§ DATA TO USE
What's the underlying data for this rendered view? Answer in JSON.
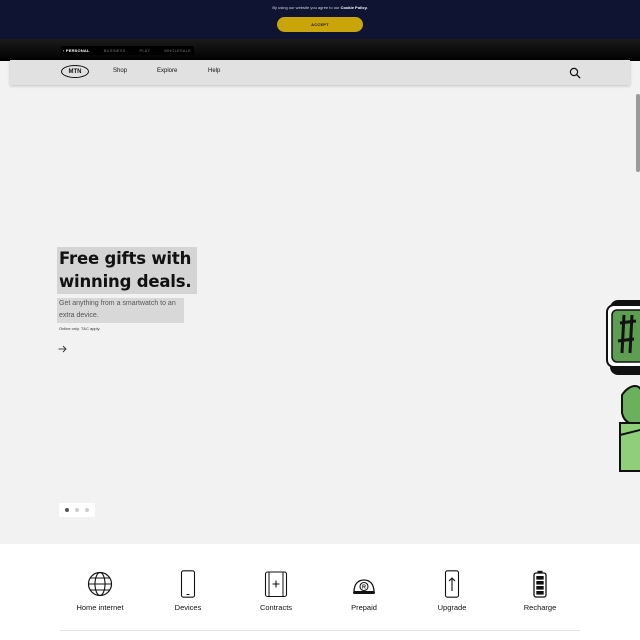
{
  "cookie": {
    "text": "By using our website you agree to our",
    "link": "Cookie Policy.",
    "accept": "ACCEPT"
  },
  "segments": [
    "PERSONAL",
    "BUSINESS",
    "PLAY",
    "WHOLESALE"
  ],
  "nav": {
    "logo": "MTN",
    "links": [
      "Shop",
      "Explore",
      "Help"
    ]
  },
  "hero": {
    "title": "Free gifts with winning deals.",
    "subtitle": "Get anything from a smartwatch to an extra device.",
    "note": "Online only. T&C apply.",
    "slides": 3,
    "active_slide": 1
  },
  "quick_links": [
    {
      "label": "Home internet",
      "icon": "globe-icon"
    },
    {
      "label": "Devices",
      "icon": "phone-icon"
    },
    {
      "label": "Contracts",
      "icon": "contract-phone-icon"
    },
    {
      "label": "Prepaid",
      "icon": "prepaid-icon"
    },
    {
      "label": "Upgrade",
      "icon": "upgrade-phone-icon"
    },
    {
      "label": "Recharge",
      "icon": "recharge-battery-icon"
    }
  ],
  "colors": {
    "cookie_bg": "#0f1433",
    "accept": "#c9a40a",
    "nav_bg": "#e1e1e1",
    "hero_bg": "#f2f2f2",
    "deco_green": "#5d9e52"
  }
}
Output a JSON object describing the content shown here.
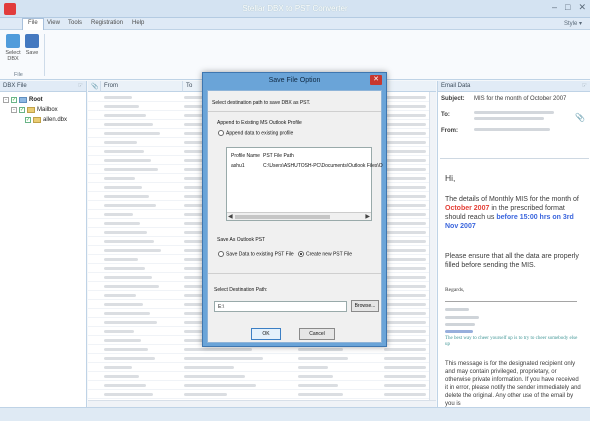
{
  "app": {
    "title": "Stellar DBX to PST Converter"
  },
  "menu": [
    "File",
    "View",
    "Tools",
    "Registration",
    "Help"
  ],
  "style_menu": "Style",
  "ribbon": {
    "select_label": "Select DBX",
    "save_label": "Save",
    "group_label": "File"
  },
  "left_pane": {
    "header": "DBX File",
    "root": "Root",
    "mailbox": "Mailbox",
    "file": "allen.dbx"
  },
  "center": {
    "col_from": "From",
    "col_to": "To"
  },
  "email_pane": {
    "header": "Email Data",
    "subject_label": "Subject:",
    "subject": "MIS for the month of October 2007",
    "to_label": "To:",
    "from_label": "From:",
    "body": {
      "greeting": "Hi,",
      "p1a": "The details of Monthly MIS for the month of",
      "p1b": "October 2007",
      "p1c": "in the prescribed format should reach us",
      "p1d": "before 15:00 hrs on 3rd Nov 2007",
      "p2": "Please ensure that all the data are properly filled before sending the MIS.",
      "regards": "Regards,",
      "tagline": "The best way to cheer yourself up is to try to cheer somebody else up",
      "disclaimer": "This message is for the designated recipient only and may contain privileged, proprietary, or otherwise private information. If you have received it in error, please notify the sender immediately and delete the original. Any other use of the email by you is"
    }
  },
  "dialog": {
    "title": "Save File Option",
    "intro": "Select destination path to save DBX as PST.",
    "append_group": "Append to Existing MS Outlook Profile",
    "append_radio": "Append data to existing profile",
    "col_profile": "Profile Name",
    "col_path": "PST File Path",
    "row_profile": "ashu1",
    "row_path": "C:\\Users\\ASHUTOSH-PC\\Documents\\Outlook Files\\O",
    "save_group": "Save As Outlook PST",
    "existing_radio": "Save Data to existing PST File",
    "new_radio": "Create new PST File",
    "dest_label": "Select Destination Path:",
    "dest_value": "E:\\",
    "browse": "Browse...",
    "ok": "OK",
    "cancel": "Cancel"
  }
}
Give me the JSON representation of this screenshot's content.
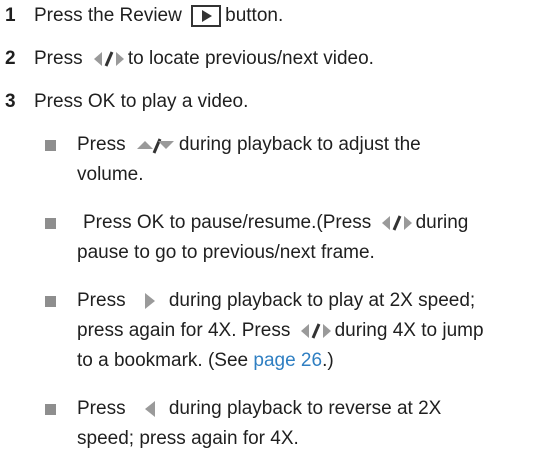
{
  "steps": [
    {
      "num": "1",
      "pre": "Press the Review",
      "post": "button."
    },
    {
      "num": "2",
      "pre": "Press",
      "post": "to locate previous/next video."
    },
    {
      "num": "3",
      "text": "Press OK to play a video."
    }
  ],
  "bullets": {
    "b1": {
      "l1_pre": "Press",
      "l1_post": "during playback to adjust the",
      "l2": "volume."
    },
    "b2": {
      "l1_pre": "Press OK to pause/resume.(Press",
      "l1_post": "during",
      "l2": "pause to go to previous/next frame."
    },
    "b3": {
      "l1_pre": "Press",
      "l1_post": "during playback to play at 2X speed;",
      "l2_pre": "press again for 4X. Press",
      "l2_post": "during 4X to jump",
      "l3_pre": "to a bookmark. (See",
      "l3_link": "page 26",
      "l3_post": ".)"
    },
    "b4": {
      "l1_pre": "Press",
      "l1_post": "during playback to reverse at 2X",
      "l2": "speed; press again for 4X."
    }
  },
  "icons": {
    "review": "review-button-icon",
    "left_right": "left-right-arrow-icon",
    "up_down": "up-down-arrow-icon",
    "right": "right-arrow-icon",
    "left": "left-arrow-icon"
  },
  "colors": {
    "text": "#1f1f1f",
    "link": "#2f7fc2",
    "bullet": "#8e8e8e",
    "icon": "#9a9a9a"
  }
}
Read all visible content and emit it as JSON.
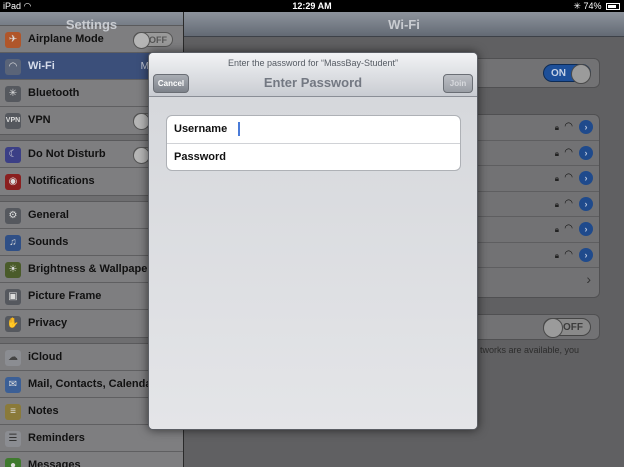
{
  "statusbar": {
    "device": "iPad",
    "wifi_icon": "wifi-icon",
    "time": "12:29 AM",
    "bluetooth_icon": "bluetooth-icon",
    "battery": "74%",
    "battery_icon": "battery-icon"
  },
  "master": {
    "title": "Settings",
    "groups": [
      [
        {
          "label": "Airplane Mode",
          "icon": "airplane-icon",
          "toggle": "OFF"
        },
        {
          "label": "Wi-Fi",
          "icon": "wifi-icon",
          "value": "MEDIAS",
          "selected": true
        },
        {
          "label": "Bluetooth",
          "icon": "bluetooth-icon"
        },
        {
          "label": "VPN",
          "icon": "vpn-icon"
        }
      ],
      [
        {
          "label": "Do Not Disturb",
          "icon": "moon-icon"
        },
        {
          "label": "Notifications",
          "icon": "notifications-icon"
        }
      ],
      [
        {
          "label": "General",
          "icon": "gear-icon"
        },
        {
          "label": "Sounds",
          "icon": "speaker-icon"
        },
        {
          "label": "Brightness & Wallpaper",
          "icon": "brightness-icon"
        },
        {
          "label": "Picture Frame",
          "icon": "picture-frame-icon"
        },
        {
          "label": "Privacy",
          "icon": "hand-icon"
        }
      ],
      [
        {
          "label": "iCloud",
          "icon": "cloud-icon"
        },
        {
          "label": "Mail, Contacts, Calendars",
          "icon": "mail-icon"
        },
        {
          "label": "Notes",
          "icon": "notes-icon"
        },
        {
          "label": "Reminders",
          "icon": "reminders-icon"
        },
        {
          "label": "Messages",
          "icon": "messages-icon"
        }
      ]
    ]
  },
  "detail": {
    "title": "Wi-Fi",
    "wifi_toggle": "ON",
    "ask_toggle": "OFF",
    "note": "tworks are available, you"
  },
  "modal": {
    "prompt": "Enter the password for “MassBay-Student”",
    "title": "Enter Password",
    "cancel_label": "Cancel",
    "join_label": "Join",
    "username_label": "Username",
    "username_value": "",
    "password_label": "Password",
    "password_value": ""
  }
}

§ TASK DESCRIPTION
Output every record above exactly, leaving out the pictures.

§ TASK RESULT
What's the underlying data for this rendered view? Answer in JSON.
{
  "cookie": {
    "text": "By using our website you agree to our",
    "link": "Cookie Policy.",
    "accept": "ACCEPT"
  },
  "segments": [
    "PERSONAL",
    "BUSINESS",
    "PLAY",
    "WHOLESALE"
  ],
  "nav": {
    "logo": "MTN",
    "links": [
      "Shop",
      "Explore",
      "Help"
    ]
  },
  "hero": {
    "title": "Free gifts with winning deals.",
    "subtitle": "Get anything from a smartwatch to an extra device.",
    "note": "Online only. T&C apply.",
    "slides": 3,
    "active_slide": 1
  },
  "quick_links": [
    {
      "label": "Home internet",
      "icon": "globe-icon"
    },
    {
      "label": "Devices",
      "icon": "phone-icon"
    },
    {
      "label": "Contracts",
      "icon": "contract-phone-icon"
    },
    {
      "label": "Prepaid",
      "icon": "prepaid-icon"
    },
    {
      "label": "Upgrade",
      "icon": "upgrade-phone-icon"
    },
    {
      "label": "Recharge",
      "icon": "recharge-battery-icon"
    }
  ],
  "colors": {
    "cookie_bg": "#0f1433",
    "accept": "#c9a40a",
    "nav_bg": "#e1e1e1",
    "hero_bg": "#f2f2f2",
    "deco_green": "#5d9e52"
  }
}
Output a JSON object describing the content shown here.
{
  "app": {
    "title": "Stellar DBX to PST Converter"
  },
  "menu": [
    "File",
    "View",
    "Tools",
    "Registration",
    "Help"
  ],
  "style_menu": "Style",
  "ribbon": {
    "select_label": "Select DBX",
    "save_label": "Save",
    "group_label": "File"
  },
  "left_pane": {
    "header": "DBX File",
    "root": "Root",
    "mailbox": "Mailbox",
    "file": "allen.dbx"
  },
  "center": {
    "col_from": "From",
    "col_to": "To"
  },
  "email_pane": {
    "header": "Email Data",
    "subject_label": "Subject:",
    "subject": "MIS for the month of October 2007",
    "to_label": "To:",
    "from_label": "From:",
    "body": {
      "greeting": "Hi,",
      "p1a": "The details of Monthly MIS for the month of",
      "p1b": "October 2007",
      "p1c": "in the prescribed format should reach us",
      "p1d": "before 15:00 hrs on 3rd Nov 2007",
      "p2": "Please ensure that all the data are properly filled before sending the MIS.",
      "regards": "Regards,",
      "tagline": "The best way to cheer yourself up is to try to cheer somebody else up",
      "disclaimer": "This message is for the designated recipient only and may contain privileged, proprietary, or otherwise private information. If you have received it in error, please notify the sender immediately and delete the original. Any other use of the email by you is"
    }
  },
  "dialog": {
    "title": "Save File Option",
    "intro": "Select destination path to save DBX as PST.",
    "append_group": "Append to Existing MS Outlook Profile",
    "append_radio": "Append data to existing profile",
    "col_profile": "Profile Name",
    "col_path": "PST File Path",
    "row_profile": "ashu1",
    "row_path": "C:\\Users\\ASHUTOSH-PC\\Documents\\Outlook Files\\O",
    "save_group": "Save As Outlook PST",
    "existing_radio": "Save Data to existing PST File",
    "new_radio": "Create new PST File",
    "dest_label": "Select Destination Path:",
    "dest_value": "E:\\",
    "browse": "Browse...",
    "ok": "OK",
    "cancel": "Cancel"
  }
}
Give me the JSON representation of this screenshot's content.
{
  "steps": [
    {
      "num": "1",
      "pre": "Press the Review",
      "post": "button."
    },
    {
      "num": "2",
      "pre": "Press",
      "post": "to locate previous/next video."
    },
    {
      "num": "3",
      "text": "Press OK to play a video."
    }
  ],
  "bullets": {
    "b1": {
      "l1_pre": "Press",
      "l1_post": "during playback to adjust the",
      "l2": "volume."
    },
    "b2": {
      "l1_pre": "Press OK to pause/resume.(Press",
      "l1_post": "during",
      "l2": "pause to go to previous/next frame."
    },
    "b3": {
      "l1_pre": "Press",
      "l1_post": "during playback to play at 2X speed;",
      "l2_pre": "press again for 4X. Press",
      "l2_post": "during 4X to jump",
      "l3_pre": "to a bookmark. (See",
      "l3_link": "page 26",
      "l3_post": ".)"
    },
    "b4": {
      "l1_pre": "Press",
      "l1_post": "during playback to reverse at 2X",
      "l2": "speed; press again for 4X."
    }
  },
  "icons": {
    "review": "review-button-icon",
    "left_right": "left-right-arrow-icon",
    "up_down": "up-down-arrow-icon",
    "right": "right-arrow-icon",
    "left": "left-arrow-icon"
  },
  "colors": {
    "text": "#1f1f1f",
    "link": "#2f7fc2",
    "bullet": "#8e8e8e",
    "icon": "#9a9a9a"
  }
}
Read all visible content and emit it as JSON.
{
  "statusbar": {
    "device": "iPad",
    "wifi_icon": "wifi-icon",
    "time": "12:29 AM",
    "bluetooth_icon": "bluetooth-icon",
    "battery": "74%",
    "battery_icon": "battery-icon"
  },
  "master": {
    "title": "Settings",
    "groups": [
      [
        {
          "label": "Airplane Mode",
          "icon": "airplane-icon",
          "toggle": "OFF"
        },
        {
          "label": "Wi-Fi",
          "icon": "wifi-icon",
          "value": "MEDIAS",
          "selected": true
        },
        {
          "label": "Bluetooth",
          "icon": "bluetooth-icon"
        },
        {
          "label": "VPN",
          "icon": "vpn-icon"
        }
      ],
      [
        {
          "label": "Do Not Disturb",
          "icon": "moon-icon"
        },
        {
          "label": "Notifications",
          "icon": "notifications-icon"
        }
      ],
      [
        {
          "label": "General",
          "icon": "gear-icon"
        },
        {
          "label": "Sounds",
          "icon": "speaker-icon"
        },
        {
          "label": "Brightness & Wallpaper",
          "icon": "brightness-icon"
        },
        {
          "label": "Picture Frame",
          "icon": "picture-frame-icon"
        },
        {
          "label": "Privacy",
          "icon": "hand-icon"
        }
      ],
      [
        {
          "label": "iCloud",
          "icon": "cloud-icon"
        },
        {
          "label": "Mail, Contacts, Calendars",
          "icon": "mail-icon"
        },
        {
          "label": "Notes",
          "icon": "notes-icon"
        },
        {
          "label": "Reminders",
          "icon": "reminders-icon"
        },
        {
          "label": "Messages",
          "icon": "messages-icon"
        }
      ]
    ]
  },
  "detail": {
    "title": "Wi-Fi",
    "wifi_toggle": "ON",
    "ask_toggle": "OFF",
    "note": "tworks are available, you"
  },
  "modal": {
    "prompt": "Enter the password for “MassBay-Student”",
    "title": "Enter Password",
    "cancel_label": "Cancel",
    "join_label": "Join",
    "username_label": "Username",
    "username_value": "",
    "password_label": "Password",
    "password_value": ""
  }
}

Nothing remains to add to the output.